PESHAWAR: The Pakistan cinema industry is going through a difficult period but Pashto filmmakers are still reeling to keep the business alive.
“We are expecting to release four films for the upcoming Eid festival,” Shahid Khan, famous actor and director, told Arab News.
Eid-ul-Fitr is just round the corner now and Shahid Khan is busy editing his new release.
“My film is based on social issues, rivalry and romance.” These are old topics, Khan admitted, “but we have no other choice,” as people want to these see films.

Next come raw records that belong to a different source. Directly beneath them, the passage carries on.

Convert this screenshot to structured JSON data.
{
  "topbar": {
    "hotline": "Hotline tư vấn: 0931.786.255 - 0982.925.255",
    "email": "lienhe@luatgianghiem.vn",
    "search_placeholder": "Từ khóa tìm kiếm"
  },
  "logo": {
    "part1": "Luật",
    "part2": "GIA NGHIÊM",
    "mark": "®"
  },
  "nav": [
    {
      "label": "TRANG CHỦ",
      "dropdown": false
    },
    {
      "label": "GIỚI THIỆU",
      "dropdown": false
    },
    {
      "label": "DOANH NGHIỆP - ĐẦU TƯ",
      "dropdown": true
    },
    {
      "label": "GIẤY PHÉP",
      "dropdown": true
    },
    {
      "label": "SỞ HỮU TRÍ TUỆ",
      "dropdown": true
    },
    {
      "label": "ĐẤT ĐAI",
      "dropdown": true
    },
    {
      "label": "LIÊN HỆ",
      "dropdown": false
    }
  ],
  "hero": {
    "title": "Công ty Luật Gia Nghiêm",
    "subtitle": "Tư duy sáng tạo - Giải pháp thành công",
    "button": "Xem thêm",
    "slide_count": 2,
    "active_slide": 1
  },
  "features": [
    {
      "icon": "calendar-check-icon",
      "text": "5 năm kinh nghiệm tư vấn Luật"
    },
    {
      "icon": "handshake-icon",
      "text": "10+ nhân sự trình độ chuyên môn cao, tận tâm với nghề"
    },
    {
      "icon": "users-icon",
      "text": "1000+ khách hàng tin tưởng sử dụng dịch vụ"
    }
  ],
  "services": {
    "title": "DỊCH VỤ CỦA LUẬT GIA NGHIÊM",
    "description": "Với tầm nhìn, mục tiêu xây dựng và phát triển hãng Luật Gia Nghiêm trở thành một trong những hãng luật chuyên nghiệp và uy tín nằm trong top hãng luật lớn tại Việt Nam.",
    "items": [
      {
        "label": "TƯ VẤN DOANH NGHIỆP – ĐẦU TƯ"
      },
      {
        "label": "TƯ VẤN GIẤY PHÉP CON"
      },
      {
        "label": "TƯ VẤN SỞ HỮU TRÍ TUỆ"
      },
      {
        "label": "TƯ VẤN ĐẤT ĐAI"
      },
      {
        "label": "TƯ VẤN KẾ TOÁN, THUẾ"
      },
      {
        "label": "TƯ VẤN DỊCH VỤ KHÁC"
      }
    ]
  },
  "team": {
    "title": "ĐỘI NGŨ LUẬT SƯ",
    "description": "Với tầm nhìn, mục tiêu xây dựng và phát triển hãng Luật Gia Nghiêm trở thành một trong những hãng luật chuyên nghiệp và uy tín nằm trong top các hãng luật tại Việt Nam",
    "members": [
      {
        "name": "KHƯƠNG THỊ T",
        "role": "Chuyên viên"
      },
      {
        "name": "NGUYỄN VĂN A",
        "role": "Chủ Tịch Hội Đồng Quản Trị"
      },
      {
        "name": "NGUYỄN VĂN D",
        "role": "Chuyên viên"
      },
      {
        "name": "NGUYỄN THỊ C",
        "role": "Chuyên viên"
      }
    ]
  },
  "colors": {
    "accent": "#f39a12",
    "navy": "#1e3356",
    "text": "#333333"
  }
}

“It is very difficult for us to go for experiments because new ideas demand more time and financial resources, whereas nobody from outside is willing to invest in the Pashto film industry,” Khan said.
“There was a time when we had dozens of movies on festivals, particularly on Eid. Now many of the filmmakers have either stopped making films or switched to other businesses.”
“We produced five films in 2015 and seven last year (2017). This year are able to bring only four in the market,” says Khan.
Other than financial constraints; during the wave of terrorism in the past decade films and other cultural festivities struggled all over Pakistan, particularly in northwestern parts of the country.
In recent years many owners have demolished cinemas that were decades old and constructed commercial plazas.
Habib-ur-Rehman has been associated with the film industry since 1978. He manages the Picture House cinema in Peshawar and complains that easy access to the Internet and mobile phones “shattered” the cinema business.
“People can find everything, whatever they like on their mobile phone screen,” added Rehman.
At the moment in Peshawar, only three cinemas are running new movies; the rest show old ones. Rehman said: “Most of the viewers are local people and Afghans,” adding that it is still a source of entertainment for some people.
“I’ve been in Peshawar for the past seven days. I was feeling weary so I came here to watch a film to kill the time,” Akbar Ullah, who belongs to the Kohat district, told Arab News.
“The beauty of watching a film is only at the cinema,” Hameed Khan, a regular Pashto film viewer, said.
“Movies were simple in our times. People came to watch our films with great enthusiasm. But after the 1980s the whole society became extremist, which also affected our film industry,” another film viewer told Arab News.
Faqeer Hussain, another manager who works at Naz cinema in Peshawar, said: “It takes at least three months to make a Pashto film. We are trying to put new story ideas, but that needs investment.”
Despite some challenges Shahid Khan is optimistic that his film will attract “a good crowd at Eid as usual.”